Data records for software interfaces
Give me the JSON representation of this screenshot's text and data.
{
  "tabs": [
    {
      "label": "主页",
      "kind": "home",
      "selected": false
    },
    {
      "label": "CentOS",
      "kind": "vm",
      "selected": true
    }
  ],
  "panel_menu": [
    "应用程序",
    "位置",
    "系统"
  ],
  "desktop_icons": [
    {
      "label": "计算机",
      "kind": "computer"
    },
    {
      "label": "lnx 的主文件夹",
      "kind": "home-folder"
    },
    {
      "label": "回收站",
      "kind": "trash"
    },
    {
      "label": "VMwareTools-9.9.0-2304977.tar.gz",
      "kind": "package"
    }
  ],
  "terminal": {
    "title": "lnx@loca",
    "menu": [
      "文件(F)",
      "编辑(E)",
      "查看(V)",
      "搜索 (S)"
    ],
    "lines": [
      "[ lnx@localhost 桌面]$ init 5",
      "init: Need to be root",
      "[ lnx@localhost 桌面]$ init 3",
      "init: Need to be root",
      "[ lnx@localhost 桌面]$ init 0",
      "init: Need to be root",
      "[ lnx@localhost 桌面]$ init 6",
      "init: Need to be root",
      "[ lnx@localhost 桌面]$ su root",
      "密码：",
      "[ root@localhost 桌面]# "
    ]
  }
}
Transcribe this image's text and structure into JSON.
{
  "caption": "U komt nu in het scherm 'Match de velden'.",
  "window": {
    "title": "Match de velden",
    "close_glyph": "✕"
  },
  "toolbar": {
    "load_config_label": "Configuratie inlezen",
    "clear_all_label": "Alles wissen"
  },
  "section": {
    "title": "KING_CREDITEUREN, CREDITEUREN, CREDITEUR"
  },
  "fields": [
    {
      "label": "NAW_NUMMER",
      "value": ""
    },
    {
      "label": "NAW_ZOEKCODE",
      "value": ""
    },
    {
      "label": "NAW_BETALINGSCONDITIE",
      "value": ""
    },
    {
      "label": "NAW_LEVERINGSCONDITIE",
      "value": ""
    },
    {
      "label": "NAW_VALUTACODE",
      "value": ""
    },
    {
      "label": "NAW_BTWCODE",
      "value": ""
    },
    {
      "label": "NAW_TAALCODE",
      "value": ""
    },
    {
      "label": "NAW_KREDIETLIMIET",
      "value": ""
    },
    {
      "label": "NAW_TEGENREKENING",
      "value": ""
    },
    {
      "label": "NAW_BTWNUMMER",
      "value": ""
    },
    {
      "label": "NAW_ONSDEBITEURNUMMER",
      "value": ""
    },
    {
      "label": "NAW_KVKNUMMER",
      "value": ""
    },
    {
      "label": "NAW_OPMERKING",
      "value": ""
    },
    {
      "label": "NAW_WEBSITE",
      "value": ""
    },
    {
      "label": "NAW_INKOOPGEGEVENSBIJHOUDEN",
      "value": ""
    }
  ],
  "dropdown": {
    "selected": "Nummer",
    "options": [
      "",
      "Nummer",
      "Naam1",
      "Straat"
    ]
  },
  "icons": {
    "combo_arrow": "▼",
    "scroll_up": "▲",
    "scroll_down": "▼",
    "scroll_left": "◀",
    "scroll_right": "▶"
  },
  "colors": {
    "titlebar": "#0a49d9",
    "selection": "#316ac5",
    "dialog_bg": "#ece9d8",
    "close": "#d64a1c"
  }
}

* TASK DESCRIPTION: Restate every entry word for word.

* EXERCISE SOLUTION:
Give me the JSON representation of this screenshot's text and data.
{
  "tabs": [
    {
      "label": "主页",
      "kind": "home",
      "selected": false
    },
    {
      "label": "CentOS",
      "kind": "vm",
      "selected": true
    }
  ],
  "panel_menu": [
    "应用程序",
    "位置",
    "系统"
  ],
  "desktop_icons": [
    {
      "label": "计算机",
      "kind": "computer"
    },
    {
      "label": "lnx 的主文件夹",
      "kind": "home-folder"
    },
    {
      "label": "回收站",
      "kind": "trash"
    },
    {
      "label": "VMwareTools-9.9.0-2304977.tar.gz",
      "kind": "package"
    }
  ],
  "terminal": {
    "title": "lnx@loca",
    "menu": [
      "文件(F)",
      "编辑(E)",
      "查看(V)",
      "搜索 (S)"
    ],
    "lines": [
      "[ lnx@localhost 桌面]$ init 5",
      "init: Need to be root",
      "[ lnx@localhost 桌面]$ init 3",
      "init: Need to be root",
      "[ lnx@localhost 桌面]$ init 0",
      "init: Need to be root",
      "[ lnx@localhost 桌面]$ init 6",
      "init: Need to be root",
      "[ lnx@localhost 桌面]$ su root",
      "密码：",
      "[ root@localhost 桌面]# "
    ]
  }
}
Transcribe this image's text and structure into JSON.
{
  "caption": "U komt nu in het scherm 'Match de velden'.",
  "window": {
    "title": "Match de velden",
    "close_glyph": "✕"
  },
  "toolbar": {
    "load_config_label": "Configuratie inlezen",
    "clear_all_label": "Alles wissen"
  },
  "section": {
    "title": "KING_CREDITEUREN, CREDITEUREN, CREDITEUR"
  },
  "fields": [
    {
      "label": "NAW_NUMMER",
      "value": ""
    },
    {
      "label": "NAW_ZOEKCODE",
      "value": ""
    },
    {
      "label": "NAW_BETALINGSCONDITIE",
      "value": ""
    },
    {
      "label": "NAW_LEVERINGSCONDITIE",
      "value": ""
    },
    {
      "label": "NAW_VALUTACODE",
      "value": ""
    },
    {
      "label": "NAW_BTWCODE",
      "value": ""
    },
    {
      "label": "NAW_TAALCODE",
      "value": ""
    },
    {
      "label": "NAW_KREDIETLIMIET",
      "value": ""
    },
    {
      "label": "NAW_TEGENREKENING",
      "value": ""
    },
    {
      "label": "NAW_BTWNUMMER",
      "value": ""
    },
    {
      "label": "NAW_ONSDEBITEURNUMMER",
      "value": ""
    },
    {
      "label": "NAW_KVKNUMMER",
      "value": ""
    },
    {
      "label": "NAW_OPMERKING",
      "value": ""
    },
    {
      "label": "NAW_WEBSITE",
      "value": ""
    },
    {
      "label": "NAW_INKOOPGEGEVENSBIJHOUDEN",
      "value": ""
    }
  ],
  "dropdown": {
    "selected": "Nummer",
    "options": [
      "",
      "Nummer",
      "Naam1",
      "Straat"
    ]
  },
  "icons": {
    "combo_arrow": "▼",
    "scroll_up": "▲",
    "scroll_down": "▼",
    "scroll_left": "◀",
    "scroll_right": "▶"
  },
  "colors": {
    "titlebar": "#0a49d9",
    "selection": "#316ac5",
    "dialog_bg": "#ece9d8",
    "close": "#d64a1c"
  }
}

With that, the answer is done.